Burckel and his team said McNeese, through its faculty and staff, has kept its finger on where its students have been. About 215 students left during the semester, most remained enrolled. He said he’s confident that most will return in the spring; that’s why the priority has been to restore the dorms and the principal academic buildings first. Frazar Memorial Library is ready.
He said he expects at least 80% of the dorms will be ready for students. Burton Residence Hall with its 150 beds was ready last week.
Burckel has told students that McNeese students won’t pay additional dollars to return for the spring. Their tuition already pays most of McNeese’s operating costs. He said most of the campus’ restoration will be funded by the Federal Emergency Management Agency, insurance and the state government, which he said has been especially supportive of restoring McNeese.
“That’s been our message: Come home. Come back. We will be ready to receive you,” he said.
Here’s the outlook for what McNeese students will find when they return, one that is realistic as well as hopeful, said Burckel and his team:
— There will still be COVID-19 restrictions, which are stiffening in the wake of some state pandemic setbacks.
— Academically, it may feel like the start of fall semester. Most courses will be online, some hybrid.
— There will be rotating schedules to ensure students get a shared opportunity for at least some face-to-face interactions.
— Labs will open as soon as possible.

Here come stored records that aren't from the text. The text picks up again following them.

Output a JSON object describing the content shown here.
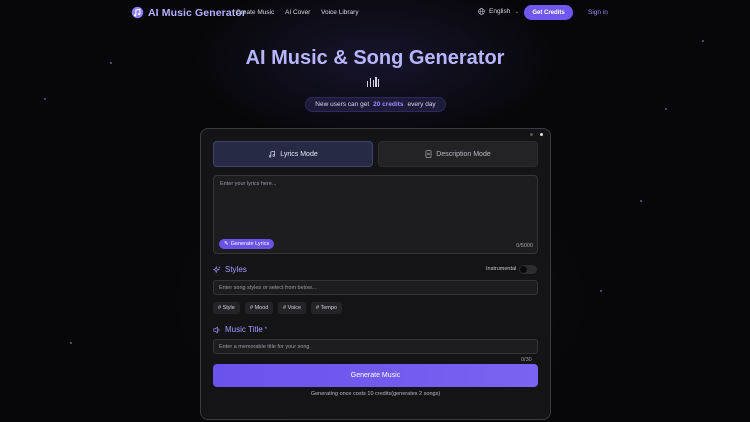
{
  "nav": {
    "logo_text": "AI Music Generator",
    "links": [
      "Create Music",
      "AI Cover",
      "Voice Library"
    ],
    "language": "English",
    "credits_button": "Get Credits",
    "sign_in": "Sign in"
  },
  "hero": {
    "title": "AI Music & Song Generator",
    "promo_prefix": "New users can get",
    "promo_highlight": "20 credits",
    "promo_suffix": "every day"
  },
  "tabs": {
    "lyrics_mode": "Lyrics Mode",
    "description_mode": "Description Mode"
  },
  "lyrics": {
    "placeholder": "Enter your lyrics here...",
    "generate_button": "Generate Lyrics",
    "count": "0/5000"
  },
  "styles": {
    "title": "Styles",
    "instrumental_label": "Instrumental",
    "instrumental_on": false,
    "placeholder": "Enter song styles or select from below...",
    "chips": [
      "# Style",
      "# Mood",
      "# Voice",
      "# Tempo"
    ]
  },
  "music_title": {
    "title": "Music Title",
    "required_mark": "*",
    "placeholder": "Enter a memorable title for your song",
    "count": "0/30"
  },
  "generate": {
    "button": "Generate Music",
    "note": "Generating once costs 10 credits(generates 2 songs)"
  },
  "colors": {
    "accent": "#6f57f0",
    "title": "#b7b5ff",
    "background": "#07070a"
  }
}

— All sports teams are planning a spring schedule, including football, which is scheduling three home games of seven to be played. They will be played early in the day, as football field lighting may not be restored by spring. Campus athletic events will be open and free to the public; the hope is that it will provide Lake Charles area people with something fun to do.
“We hope by May to be pretty well complete,” Richard Rhoden, director of plant facilities, said about construction. He said companies that bid were told if they were not serious about deadlines, don’t bid.
There were lessons learned, too: including signing up more contractors prior to storms. He said Entergy was heroic in restoring area power under crippling conditions; Suddenlink, the internet provider, was less successful. The storms taught the campus about the importance of communication links.
In the worst of times, McNeese learned that despite the pandemic, it has friends. Gov. John Bel Edwards has kept tab on the campus. Commissioner of Administration Jay Dardenne has kept abreast of what is needed. State education officials, including University of Louisiana system President and CEO Jim Henderson, have been especially helpful.
So were other campuses that accommodated McNeese students. Many campuses sent supplies to McNeese to help them through the darkest hours.
But Burckel said his team is firmly in charge of what’s happening on campus, making themselves and their contracted help — not Baton Rouge — accountable for work making McNeese whole again. Restoring McNeese may cost as much as $150 million.
“We want to lead the recovery,” he said of rebuilding the area. “Psychologically, if McNeese is back, it will give the community a sense that things will be back to normal.
“We didn’t want parents to say they had to send kids somewhere else. We are going to be the first group out of box, fully recovered and here.”